What is an alpha level?

Type I error (alpha)

Type II error (beta)


  • P value = tells you how compatible data is with null hypothesis - probability that study results occurred by chance alone given that Null hypothesis is true 
  • Alpha level - set by investigator at which p value is judged.
  • Type I error - "false-positive error" "saw" a difference that did not exist
  • Type II error - "false negative error"  - B = Blind to a difference that did exist, B= probability of making a type II error - failing to reject the null hypothesis when it is in fact false


Power (1-β)

  • Probability of rejecting null hypothesis when it is in fact false
  • likelihood of finding a difference if one in fact exists. It depends on:
    • Total number of end points experienced by population
    • Difference in compliance between treatment groups
    • Size of expected effect


Standard deviations

  • 1 - 68%
  • 2 - 95%
  • 3 - 99.7%


What does the shape of a positive skew graph look like?

  • asymmetry with curve shifted to left with tail on right; mean > median > mode


Confidence interval

Z values

  • CI = mean ± Z(SEM) 
  • range from [mean-Z(SEM)] to [mean + Z(SEM)]
  • Range of values in which a specified probability of the mean of repeated samples would be expected to fall
  • The 95% CI (corresponding to p = 0.05) is often used
    • For 90% CI, Z = 1.645
    • For 95% CI, Z = 1.96
    • For 99% CI, Z = 2.58


t-test vs. ANOVA vs. χ2

  • T-test checks difference between means
  • ANOVA checks difference between the means of 3 or more variables
  • χ2 (chi-square) = compare percentages (%) or proportions

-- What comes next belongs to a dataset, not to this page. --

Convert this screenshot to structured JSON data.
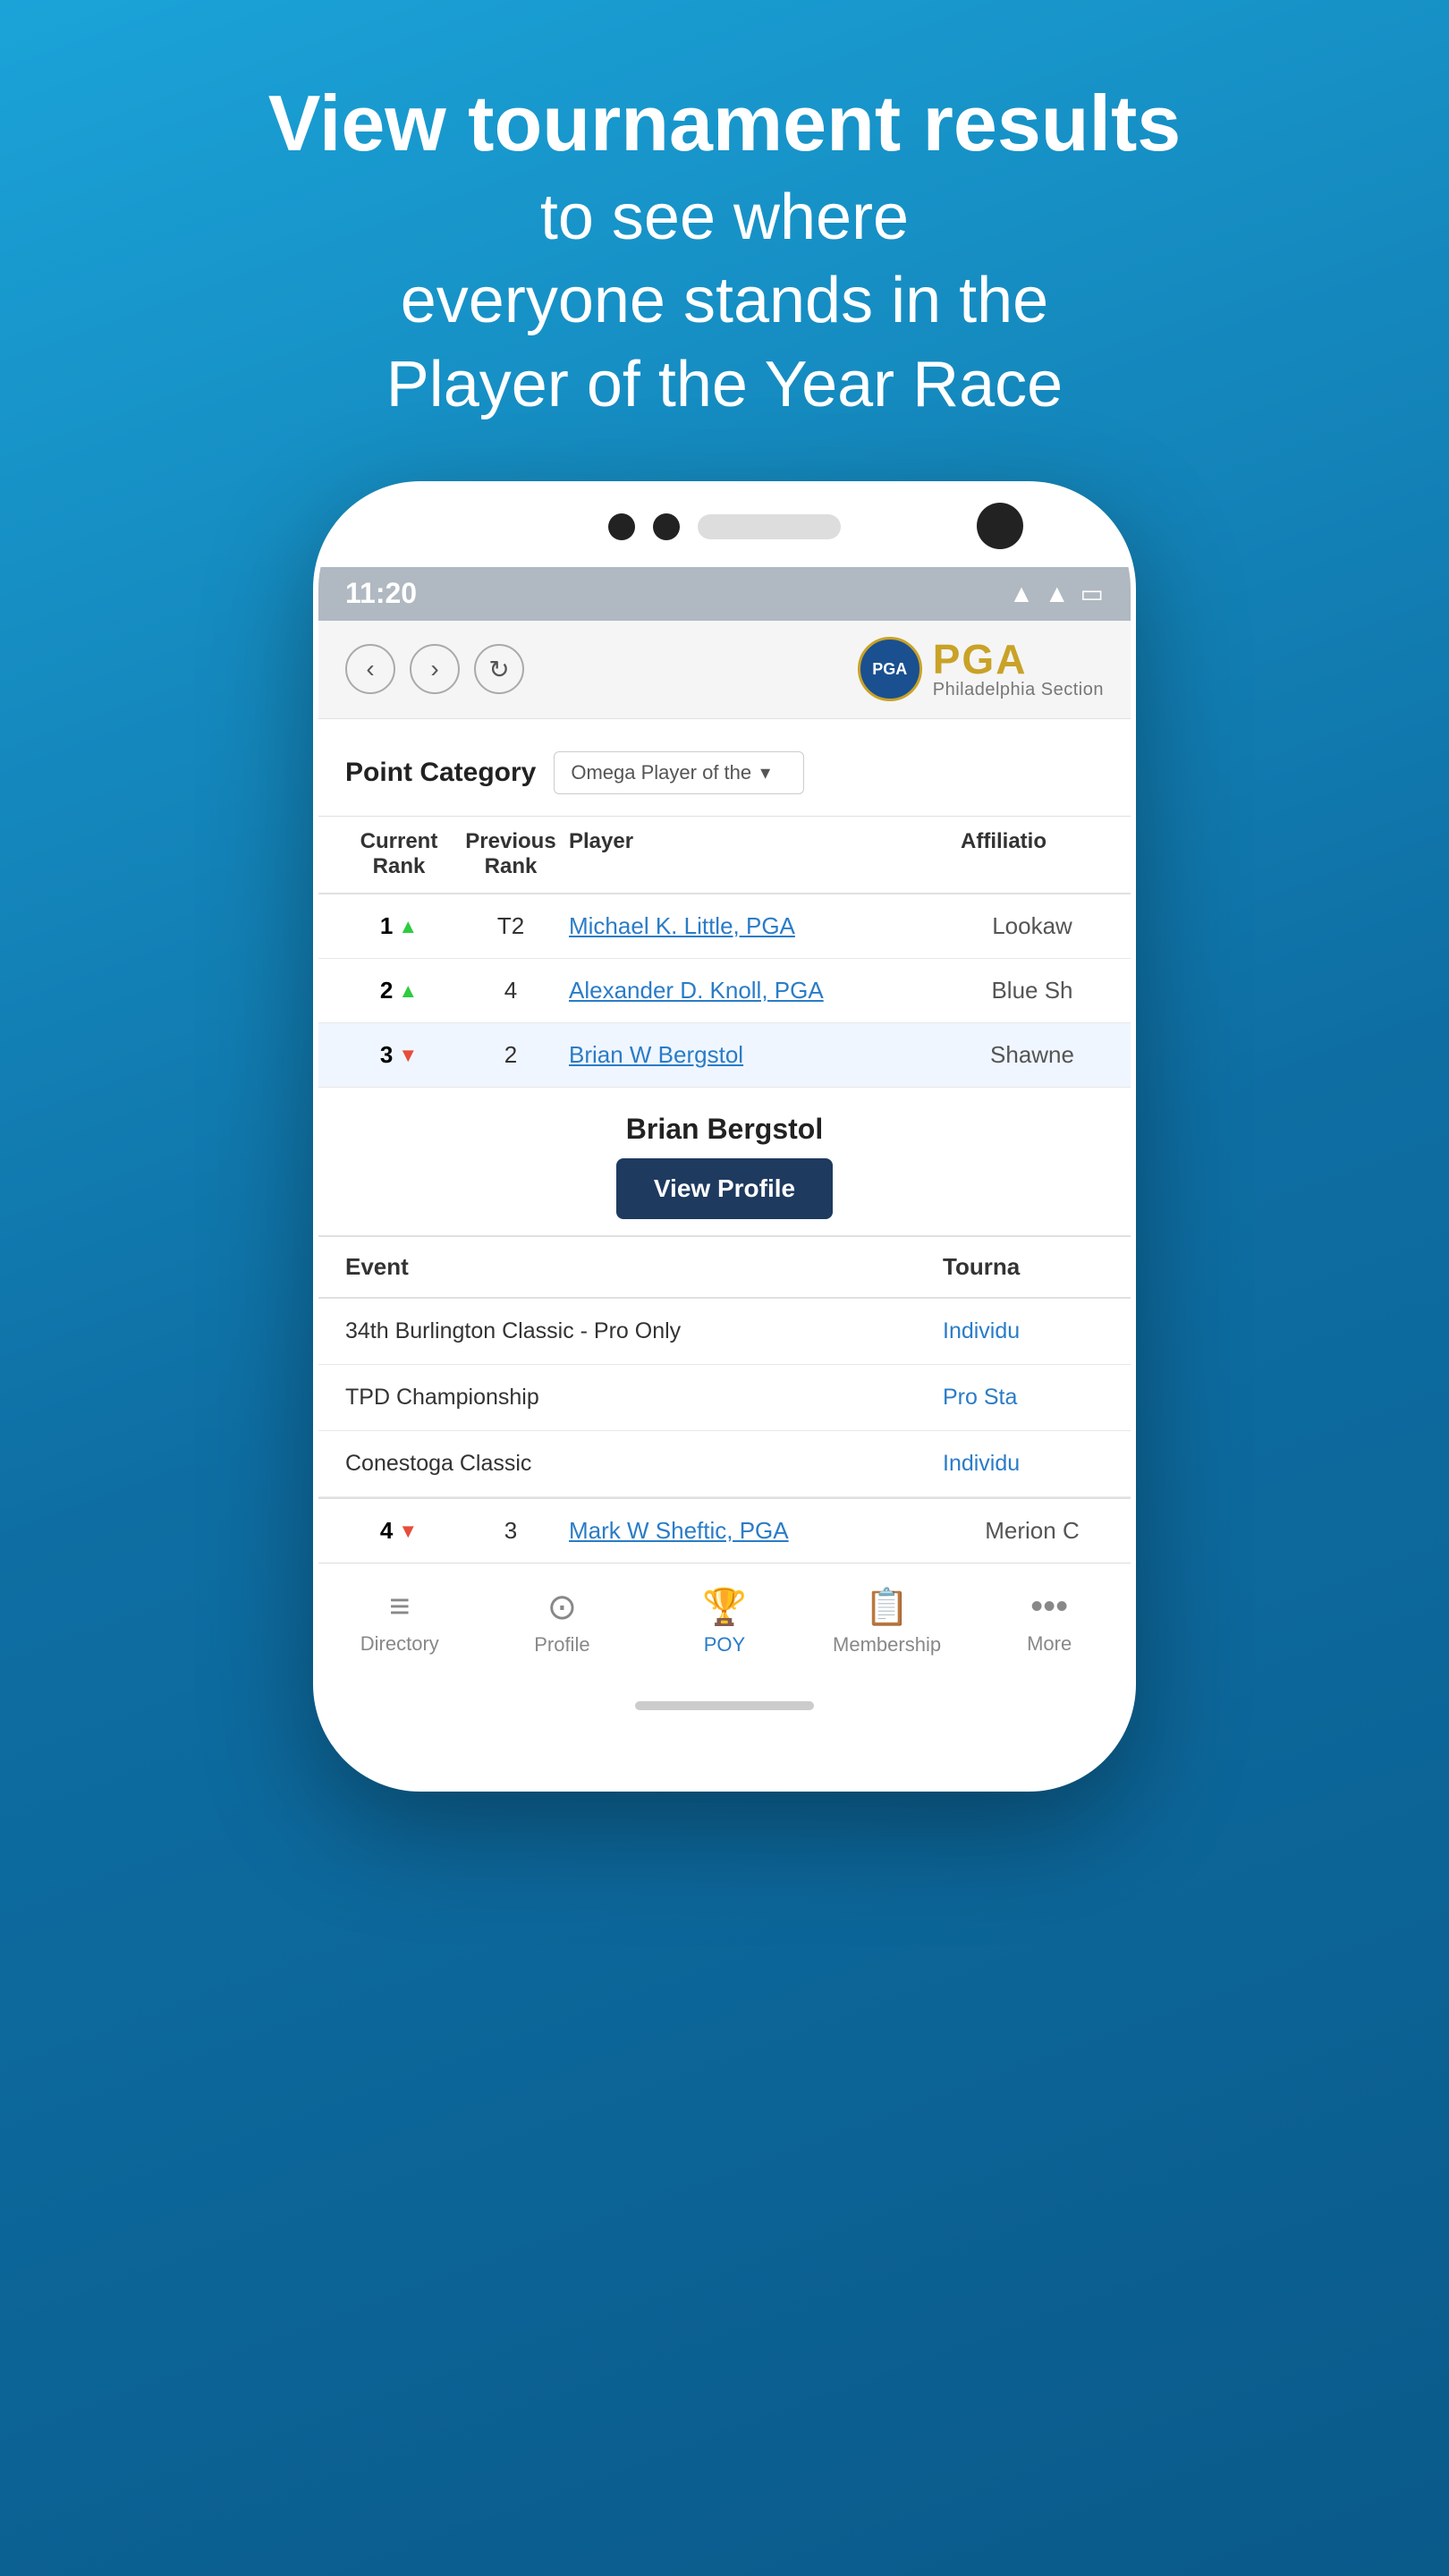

Correlation coefficient (r)

  • Goodness of fit, how variables relate
  • always between -1 and +1